Safely Home by Christina Skye discusses the needs of senior citizens and one organization who helps them help themselves. Partners in Care (www.partnersincare.org) lets senior partners offer their skills in trade for the skills of others. The story deals with the kidnapping of two women, one of whom is a tough old bird, and we get to watch the sister of the other lady, and the deputy sheriff of a tiny town learn to trust and love each other while they search for the two missing women. This is a fast-paced, edge-of-your seat story, you won’t regret reading. I only wish it had been longer!
No Limits by Rochelle Alers addresses a timely issue: the needs of pretty much everyone to access to a computer in order to do even day-to-day things. She spotlights The Sky’s the Limit (www.stlonline.org) which provides refurbished computers to kids who need them for their schooling. Having a computer is something most of take for granted, and because of this many things are built around that – including schools tests and assignments. Our story revolves around a woman who’s a former elementary teacher, recently divorced from her husband, who is now teaching a literacy class to adults. She’s approached by a former student who asks her help to study for the GED. When she tells the girl that her work will be done over the internet, she comes to find out that her student doesn’t have her own computer. With the help of her ex-husband, who’d like to ditch the “ex” part, she establishes her own version of The Sky’s the limit and shows us what can happen with determination, support and love. A very sweet story.
The anthology ends with The Princess Shoes by Maureen Child. Her tale highlights the need of many children here in America who don’t have basic necessities like shoes that fit. Shoes That Fit (www.shoesthatfit.org) is an organization who helps address this need. Our story stars a widow and her young daughter, and begins with the daughter being accused of shoplifting. We find that she’s tried to steal a pair of shoes for her best friend who doesn’t have properly fitting ones. The story touches the heart of the widow’s boss, and the previously stand-offish man begins to get involved with life. He helps the girl earn money to buy the shoes for her friend and then, after seeing the reaction of the little girl who received the shoes, helps organize a local Shoes that Fit chapter. This story made me cry more than once. I absolutely fell in love with every single one of the characters, and my heart broke for a little girl who wanted to help her friend. My favorite story in the book, this was a fabulous way to end my journey.
Each of these stories was wonderful. Each made me see how small things make a big difference. Each one highlighted a wonderful organization and made it real through a fictional story with well-drawn characters, a strong plot and – best of all, a happy ending.
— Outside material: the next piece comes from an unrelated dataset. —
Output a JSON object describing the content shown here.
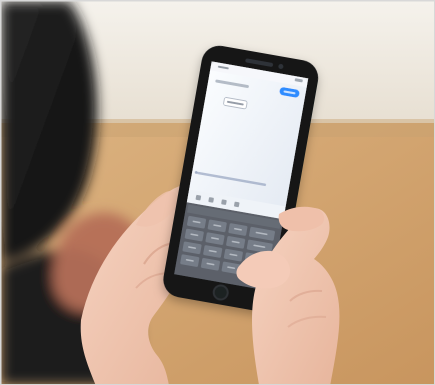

If you’re looking for a feel-good anthology with a touch of romance that supports worthy causes, then you need to pick up your own copy of More Than Words. I know I’ll treasure my copy.